Fig. 2 Toroidal Alfven Eigenmode antenna array installed in JET

The process of elaborating the Experimental Programme of JET for the forthcoming Campaigns has been revised for 2008 to further improve the coherence of the Programme. The aim has been to ensure a common understanding of the main scientific issues and to achieve the highest level of cross-field integration of expertise and scientific goals in the execution. The week beginning 19 November 2007 150 scientists from across Europe met at JET for a General Planning Meeting. They identified the activities which should form the basis of the 2008 Programme, agreed on the main experimental elements required for a focused scientific programme and developed them in sufficient detail that a draft experimental timeline could be established immediately following the meeting. The meeting also identified those scientists who could elaborate further the experiments, identified the modelling needs in support of the Programme and consolidated the programme of High Level Commissioning of the ITER-like ICRH antenna. The outcome of the General Planning Meeting allowed a detailed timeline to be established for the Experimental Campaigns C20-C25 of the JET 2008 Experimental Programme. These Experimental Campaigns will run from April to December 2008.

ISSN 1818-5355

For more information see the websites:

EFDA Close Support Unit – Garching
Boltzmannstr. 2
D-85748 Garching / Munich – Germany

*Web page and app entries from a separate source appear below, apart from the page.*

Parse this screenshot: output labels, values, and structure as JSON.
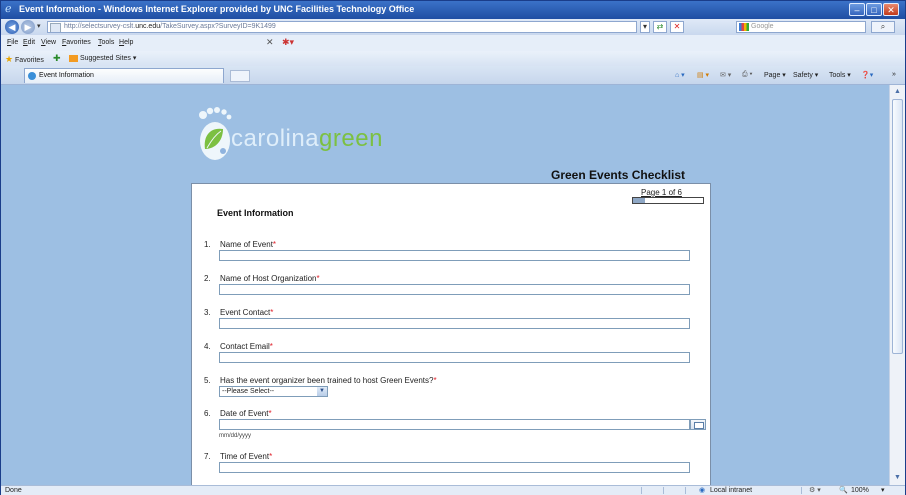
{
  "window": {
    "title": "Event Information - Windows Internet Explorer provided by UNC Facilities Technology Office",
    "min_glyph": "–",
    "max_glyph": "□",
    "close_glyph": "✕"
  },
  "address_bar": {
    "url_prefix": "http://selectsurvey-cslt.",
    "url_domain": "unc.edu",
    "url_suffix": "/TakeSurvey.aspx?SurveyID=9K1499",
    "refresh_glyph": "⇄",
    "stop_glyph": "✕",
    "search_placeholder": "Google",
    "search_btn": "⌕"
  },
  "menu": {
    "items": [
      "File",
      "Edit",
      "View",
      "Favorites",
      "Tools",
      "Help"
    ]
  },
  "favorites_bar": {
    "favorites_label": "Favorites",
    "suggested_label": "Suggested Sites ▾"
  },
  "tab": {
    "label": "Event Information"
  },
  "command_bar": {
    "page": "Page ▾",
    "safety": "Safety ▾",
    "tools": "Tools ▾"
  },
  "page": {
    "logo_text_1": "carolina",
    "logo_text_2": "green",
    "checklist_title": "Green Events Checklist",
    "page_indicator": "Page 1 of 6",
    "progress_fraction": 0.167,
    "section_title": "Event Information",
    "questions": [
      {
        "num": "1.",
        "label": "Name of Event",
        "req": "*"
      },
      {
        "num": "2.",
        "label": "Name of Host Organization",
        "req": "*"
      },
      {
        "num": "3.",
        "label": "Event Contact",
        "req": "*"
      },
      {
        "num": "4.",
        "label": "Contact Email",
        "req": "*"
      },
      {
        "num": "5.",
        "label": "Has the event organizer been trained to host Green Events?",
        "req": "*"
      },
      {
        "num": "6.",
        "label": "Date of Event",
        "req": "*"
      },
      {
        "num": "7.",
        "label": "Time of Event",
        "req": "*"
      }
    ],
    "select_value": "--Please Select--",
    "date_hint": "mm/dd/yyyy"
  },
  "status_bar": {
    "left": "Done",
    "zone": "Local intranet",
    "zoom": "100%"
  },
  "colors": {
    "page_bg": "#9dbfe3",
    "required": "#e0202a",
    "logo_green": "#7cc042"
  }
}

phone: +49-89-3299-4263

fax: +49-89-3299-4197


editors: Örs Benedekfi

layout: Stefan Kolmsperger

© Jérôme Paméla (EFDA Leader) 2008.

This internal newsletter or parts of it may not be reproduced without permission.

Text, pictures and layout, except where noted, courtesy of the EFDA Parties.

The EFDA Parties are the European Commission and the Associates of the European Fusion Programme which is co-ordinated and managed by the Commission.

Neither the Commission, the Associates nor anyone acting on their behalf is responsible for any damage resulting from the use of information contained in this publication.